Molecular cage-bridged plasmonic structures with well-defined nanogaps as well as the capability of reversible and selective guest trapping†

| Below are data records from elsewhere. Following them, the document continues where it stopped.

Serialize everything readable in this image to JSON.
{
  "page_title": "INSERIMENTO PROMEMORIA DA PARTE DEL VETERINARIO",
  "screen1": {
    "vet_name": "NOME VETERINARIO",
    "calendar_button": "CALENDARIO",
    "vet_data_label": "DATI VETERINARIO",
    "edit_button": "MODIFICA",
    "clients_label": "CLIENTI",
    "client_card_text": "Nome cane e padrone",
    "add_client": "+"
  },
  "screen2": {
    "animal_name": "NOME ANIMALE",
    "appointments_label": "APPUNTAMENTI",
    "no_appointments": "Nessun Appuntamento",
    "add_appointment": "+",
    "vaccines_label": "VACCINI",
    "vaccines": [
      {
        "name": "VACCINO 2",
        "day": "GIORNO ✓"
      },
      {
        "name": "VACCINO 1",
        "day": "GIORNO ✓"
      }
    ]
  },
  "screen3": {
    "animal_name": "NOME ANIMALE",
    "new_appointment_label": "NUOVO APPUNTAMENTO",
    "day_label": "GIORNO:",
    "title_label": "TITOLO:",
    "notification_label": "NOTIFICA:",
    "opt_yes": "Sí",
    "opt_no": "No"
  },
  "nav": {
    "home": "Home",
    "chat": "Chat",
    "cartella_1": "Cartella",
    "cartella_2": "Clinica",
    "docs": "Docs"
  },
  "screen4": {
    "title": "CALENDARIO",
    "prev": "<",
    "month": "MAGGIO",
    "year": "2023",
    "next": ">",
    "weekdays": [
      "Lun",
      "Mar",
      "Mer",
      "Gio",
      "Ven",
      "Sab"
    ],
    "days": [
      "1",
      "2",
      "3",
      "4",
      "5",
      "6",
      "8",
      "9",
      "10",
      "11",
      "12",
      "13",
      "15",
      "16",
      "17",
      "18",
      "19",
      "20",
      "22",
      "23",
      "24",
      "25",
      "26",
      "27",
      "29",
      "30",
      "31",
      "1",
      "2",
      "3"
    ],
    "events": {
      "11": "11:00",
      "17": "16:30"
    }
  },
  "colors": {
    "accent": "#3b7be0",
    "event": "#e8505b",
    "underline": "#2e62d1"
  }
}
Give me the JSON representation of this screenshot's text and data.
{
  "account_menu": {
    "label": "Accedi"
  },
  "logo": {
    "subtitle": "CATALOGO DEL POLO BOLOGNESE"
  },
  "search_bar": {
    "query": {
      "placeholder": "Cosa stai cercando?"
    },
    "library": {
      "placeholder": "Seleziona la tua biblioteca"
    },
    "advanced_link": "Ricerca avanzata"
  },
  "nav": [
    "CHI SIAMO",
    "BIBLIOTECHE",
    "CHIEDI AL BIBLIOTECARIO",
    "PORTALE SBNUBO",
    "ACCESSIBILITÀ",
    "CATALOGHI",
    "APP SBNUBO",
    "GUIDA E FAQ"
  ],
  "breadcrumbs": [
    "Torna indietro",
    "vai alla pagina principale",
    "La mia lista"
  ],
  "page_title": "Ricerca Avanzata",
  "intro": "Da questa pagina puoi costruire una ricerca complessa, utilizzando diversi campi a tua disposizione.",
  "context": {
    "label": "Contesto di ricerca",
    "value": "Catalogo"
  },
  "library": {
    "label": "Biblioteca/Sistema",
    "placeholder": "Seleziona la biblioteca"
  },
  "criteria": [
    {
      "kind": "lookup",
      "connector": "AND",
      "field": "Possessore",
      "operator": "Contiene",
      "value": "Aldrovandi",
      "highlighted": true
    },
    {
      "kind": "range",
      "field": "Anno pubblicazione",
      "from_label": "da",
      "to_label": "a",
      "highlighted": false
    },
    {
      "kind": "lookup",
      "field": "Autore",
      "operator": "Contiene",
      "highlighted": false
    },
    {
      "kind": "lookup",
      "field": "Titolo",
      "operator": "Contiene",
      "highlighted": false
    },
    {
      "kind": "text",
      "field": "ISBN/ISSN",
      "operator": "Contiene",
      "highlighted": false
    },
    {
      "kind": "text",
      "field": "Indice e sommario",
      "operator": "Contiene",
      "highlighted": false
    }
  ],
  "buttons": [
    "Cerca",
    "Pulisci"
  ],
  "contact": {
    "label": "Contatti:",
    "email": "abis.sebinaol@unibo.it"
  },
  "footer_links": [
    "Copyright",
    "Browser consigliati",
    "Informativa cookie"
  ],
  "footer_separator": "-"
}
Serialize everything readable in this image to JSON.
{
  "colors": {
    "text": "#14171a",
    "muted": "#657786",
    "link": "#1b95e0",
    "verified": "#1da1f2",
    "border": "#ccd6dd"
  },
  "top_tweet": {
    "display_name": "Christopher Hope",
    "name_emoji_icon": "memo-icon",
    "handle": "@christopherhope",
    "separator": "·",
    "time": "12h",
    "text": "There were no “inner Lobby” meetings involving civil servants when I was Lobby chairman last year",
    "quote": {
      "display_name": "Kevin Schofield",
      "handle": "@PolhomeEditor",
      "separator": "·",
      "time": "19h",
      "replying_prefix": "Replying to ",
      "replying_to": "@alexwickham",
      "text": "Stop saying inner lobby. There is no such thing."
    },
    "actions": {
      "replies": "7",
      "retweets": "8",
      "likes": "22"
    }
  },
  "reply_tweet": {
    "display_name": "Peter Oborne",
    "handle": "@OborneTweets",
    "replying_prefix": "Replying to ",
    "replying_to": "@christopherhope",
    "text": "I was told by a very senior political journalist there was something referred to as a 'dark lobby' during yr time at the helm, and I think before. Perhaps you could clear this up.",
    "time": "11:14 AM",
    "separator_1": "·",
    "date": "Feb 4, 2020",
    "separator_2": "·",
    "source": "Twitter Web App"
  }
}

Creating well-defined plasmonic hotspots with enormous field enhancements as well as the capability of selectively trapping targeted molecules into hotspots is of critical importance and a prerequisite for numerous plasmon-assisted applications, but it represents a great challenge. In this work, a robust molecular cage decorated with thioether moieties at the periphery was designed and synthesized. By using the synthesized cage as a linker, a series of molecular cage-bridged plasmonic structures with well-defined nanogaps (hotspots) were fabricated in an efficient and controllable fashion. It was found both experimentally and theoretically that the nanogaps of about 1.2 nm created by the molecular cage in the resultant plasmonic structures led to a strong plasmon coupling, thus inducing great field enhancement inside the nanogaps. More importantly, the embedded molecular cages endowed the formed hotspots with the capability of selectively trapping targeted molecules, offering huge opportunities for many emergent applications. As a demonstration, the hotspots constructed were used as a unique nanoreactor, and under mild conditions two types of plasmon-driven chemical transformation were successfully performed. All the results clearly indicate that the integration of the host–guest chemistry of the molecular cage with the plasmon-coupling effect of metal particles afforded a new class of plasmonic structures, showing great potential for facilitating a broad variety of plasmon-based applications.